● **Data items**
*** Begin section ***

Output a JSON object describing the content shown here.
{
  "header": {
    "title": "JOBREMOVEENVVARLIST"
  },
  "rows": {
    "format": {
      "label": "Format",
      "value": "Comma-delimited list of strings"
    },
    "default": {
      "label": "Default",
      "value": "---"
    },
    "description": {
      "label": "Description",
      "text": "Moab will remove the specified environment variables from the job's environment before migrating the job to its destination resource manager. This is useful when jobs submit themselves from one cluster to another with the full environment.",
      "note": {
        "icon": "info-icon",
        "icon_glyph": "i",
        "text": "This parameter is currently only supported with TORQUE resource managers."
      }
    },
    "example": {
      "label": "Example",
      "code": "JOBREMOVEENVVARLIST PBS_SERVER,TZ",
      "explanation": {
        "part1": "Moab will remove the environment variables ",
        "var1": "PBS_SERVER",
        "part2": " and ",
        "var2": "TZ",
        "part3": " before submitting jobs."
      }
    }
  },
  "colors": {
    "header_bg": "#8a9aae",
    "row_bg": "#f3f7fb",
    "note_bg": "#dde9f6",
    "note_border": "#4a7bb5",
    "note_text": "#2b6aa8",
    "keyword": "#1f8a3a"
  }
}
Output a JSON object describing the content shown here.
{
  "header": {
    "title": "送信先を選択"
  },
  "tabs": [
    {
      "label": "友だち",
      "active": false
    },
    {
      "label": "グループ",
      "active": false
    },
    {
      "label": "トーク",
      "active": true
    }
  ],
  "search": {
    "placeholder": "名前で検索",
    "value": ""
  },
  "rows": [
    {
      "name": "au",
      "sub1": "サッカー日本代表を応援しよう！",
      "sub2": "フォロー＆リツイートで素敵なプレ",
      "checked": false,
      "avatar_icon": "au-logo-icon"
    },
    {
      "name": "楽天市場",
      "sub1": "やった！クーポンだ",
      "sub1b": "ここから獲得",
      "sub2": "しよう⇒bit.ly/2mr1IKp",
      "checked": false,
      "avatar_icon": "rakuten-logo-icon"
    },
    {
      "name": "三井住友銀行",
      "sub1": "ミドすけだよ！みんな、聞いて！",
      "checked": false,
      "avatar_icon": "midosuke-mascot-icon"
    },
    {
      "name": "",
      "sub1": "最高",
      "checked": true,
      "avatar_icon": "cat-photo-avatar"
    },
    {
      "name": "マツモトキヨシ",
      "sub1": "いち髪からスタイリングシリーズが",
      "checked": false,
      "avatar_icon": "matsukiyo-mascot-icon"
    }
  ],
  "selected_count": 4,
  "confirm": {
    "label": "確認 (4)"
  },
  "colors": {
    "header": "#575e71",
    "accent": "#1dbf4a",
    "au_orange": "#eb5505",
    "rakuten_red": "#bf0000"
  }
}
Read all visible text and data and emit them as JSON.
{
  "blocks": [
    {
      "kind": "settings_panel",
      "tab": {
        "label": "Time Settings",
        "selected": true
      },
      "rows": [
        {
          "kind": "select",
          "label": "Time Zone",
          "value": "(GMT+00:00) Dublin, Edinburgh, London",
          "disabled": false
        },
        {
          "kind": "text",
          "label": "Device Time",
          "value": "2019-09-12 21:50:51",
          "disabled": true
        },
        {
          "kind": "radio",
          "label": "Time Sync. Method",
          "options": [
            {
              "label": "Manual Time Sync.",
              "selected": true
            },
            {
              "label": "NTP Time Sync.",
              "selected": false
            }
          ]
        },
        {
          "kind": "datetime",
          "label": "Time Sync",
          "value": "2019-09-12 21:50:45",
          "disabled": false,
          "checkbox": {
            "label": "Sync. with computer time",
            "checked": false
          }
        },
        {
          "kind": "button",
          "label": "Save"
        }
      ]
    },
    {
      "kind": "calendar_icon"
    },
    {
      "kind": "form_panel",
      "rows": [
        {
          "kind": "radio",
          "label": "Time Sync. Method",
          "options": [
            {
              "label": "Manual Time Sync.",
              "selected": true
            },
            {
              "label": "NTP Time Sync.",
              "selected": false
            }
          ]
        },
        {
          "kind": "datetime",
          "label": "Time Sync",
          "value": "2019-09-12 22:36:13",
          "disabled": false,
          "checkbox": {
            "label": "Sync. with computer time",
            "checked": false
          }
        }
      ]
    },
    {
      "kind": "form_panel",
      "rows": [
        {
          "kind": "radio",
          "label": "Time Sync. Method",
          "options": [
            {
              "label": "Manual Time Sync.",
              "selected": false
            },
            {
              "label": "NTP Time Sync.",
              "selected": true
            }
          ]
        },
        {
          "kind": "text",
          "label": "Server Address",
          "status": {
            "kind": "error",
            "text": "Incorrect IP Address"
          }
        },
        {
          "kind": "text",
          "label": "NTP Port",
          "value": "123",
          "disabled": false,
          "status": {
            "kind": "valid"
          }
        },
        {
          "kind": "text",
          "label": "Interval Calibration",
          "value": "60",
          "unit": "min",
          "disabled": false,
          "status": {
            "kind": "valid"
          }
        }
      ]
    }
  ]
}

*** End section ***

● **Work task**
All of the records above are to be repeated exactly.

● **Your response**
Output a JSON object describing the content shown here.
{
  "header": {
    "title": "JOBREMOVEENVVARLIST"
  },
  "rows": {
    "format": {
      "label": "Format",
      "value": "Comma-delimited list of strings"
    },
    "default": {
      "label": "Default",
      "value": "---"
    },
    "description": {
      "label": "Description",
      "text": "Moab will remove the specified environment variables from the job's environment before migrating the job to its destination resource manager. This is useful when jobs submit themselves from one cluster to another with the full environment.",
      "note": {
        "icon": "info-icon",
        "icon_glyph": "i",
        "text": "This parameter is currently only supported with TORQUE resource managers."
      }
    },
    "example": {
      "label": "Example",
      "code": "JOBREMOVEENVVARLIST PBS_SERVER,TZ",
      "explanation": {
        "part1": "Moab will remove the environment variables ",
        "var1": "PBS_SERVER",
        "part2": " and ",
        "var2": "TZ",
        "part3": " before submitting jobs."
      }
    }
  },
  "colors": {
    "header_bg": "#8a9aae",
    "row_bg": "#f3f7fb",
    "note_bg": "#dde9f6",
    "note_border": "#4a7bb5",
    "note_text": "#2b6aa8",
    "keyword": "#1f8a3a"
  }
}
Output a JSON object describing the content shown here.
{
  "header": {
    "title": "送信先を選択"
  },
  "tabs": [
    {
      "label": "友だち",
      "active": false
    },
    {
      "label": "グループ",
      "active": false
    },
    {
      "label": "トーク",
      "active": true
    }
  ],
  "search": {
    "placeholder": "名前で検索",
    "value": ""
  },
  "rows": [
    {
      "name": "au",
      "sub1": "サッカー日本代表を応援しよう！",
      "sub2": "フォロー＆リツイートで素敵なプレ",
      "checked": false,
      "avatar_icon": "au-logo-icon"
    },
    {
      "name": "楽天市場",
      "sub1": "やった！クーポンだ",
      "sub1b": "ここから獲得",
      "sub2": "しよう⇒bit.ly/2mr1IKp",
      "checked": false,
      "avatar_icon": "rakuten-logo-icon"
    },
    {
      "name": "三井住友銀行",
      "sub1": "ミドすけだよ！みんな、聞いて！",
      "checked": false,
      "avatar_icon": "midosuke-mascot-icon"
    },
    {
      "name": "",
      "sub1": "最高",
      "checked": true,
      "avatar_icon": "cat-photo-avatar"
    },
    {
      "name": "マツモトキヨシ",
      "sub1": "いち髪からスタイリングシリーズが",
      "checked": false,
      "avatar_icon": "matsukiyo-mascot-icon"
    }
  ],
  "selected_count": 4,
  "confirm": {
    "label": "確認 (4)"
  },
  "colors": {
    "header": "#575e71",
    "accent": "#1dbf4a",
    "au_orange": "#eb5505",
    "rakuten_red": "#bf0000"
  }
}
Read all visible text and data and emit them as JSON.
{
  "blocks": [
    {
      "kind": "settings_panel",
      "tab": {
        "label": "Time Settings",
        "selected": true
      },
      "rows": [
        {
          "kind": "select",
          "label": "Time Zone",
          "value": "(GMT+00:00) Dublin, Edinburgh, London",
          "disabled": false
        },
        {
          "kind": "text",
          "label": "Device Time",
          "value": "2019-09-12 21:50:51",
          "disabled": true
        },
        {
          "kind": "radio",
          "label": "Time Sync. Method",
          "options": [
            {
              "label": "Manual Time Sync.",
              "selected": true
            },
            {
              "label": "NTP Time Sync.",
              "selected": false
            }
          ]
        },
        {
          "kind": "datetime",
          "label": "Time Sync",
          "value": "2019-09-12 21:50:45",
          "disabled": false,
          "checkbox": {
            "label": "Sync. with computer time",
            "checked": false
          }
        },
        {
          "kind": "button",
          "label": "Save"
        }
      ]
    },
    {
      "kind": "calendar_icon"
    },
    {
      "kind": "form_panel",
      "rows": [
        {
          "kind": "radio",
          "label": "Time Sync. Method",
          "options": [
            {
              "label": "Manual Time Sync.",
              "selected": true
            },
            {
              "label": "NTP Time Sync.",
              "selected": false
            }
          ]
        },
        {
          "kind": "datetime",
          "label": "Time Sync",
          "value": "2019-09-12 22:36:13",
          "disabled": false,
          "checkbox": {
            "label": "Sync. with computer time",
            "checked": false
          }
        }
      ]
    },
    {
      "kind": "form_panel",
      "rows": [
        {
          "kind": "radio",
          "label": "Time Sync. Method",
          "options": [
            {
              "label": "Manual Time Sync.",
              "selected": false
            },
            {
              "label": "NTP Time Sync.",
              "selected": true
            }
          ]
        },
        {
          "kind": "text",
          "label": "Server Address",
          "status": {
            "kind": "error",
            "text": "Incorrect IP Address"
          }
        },
        {
          "kind": "text",
          "label": "NTP Port",
          "value": "123",
          "disabled": false,
          "status": {
            "kind": "valid"
          }
        },
        {
          "kind": "text",
          "label": "Interval Calibration",
          "value": "60",
          "unit": "min",
          "disabled": false,
          "status": {
            "kind": "valid"
          }
        }
      ]
    }
  ]
}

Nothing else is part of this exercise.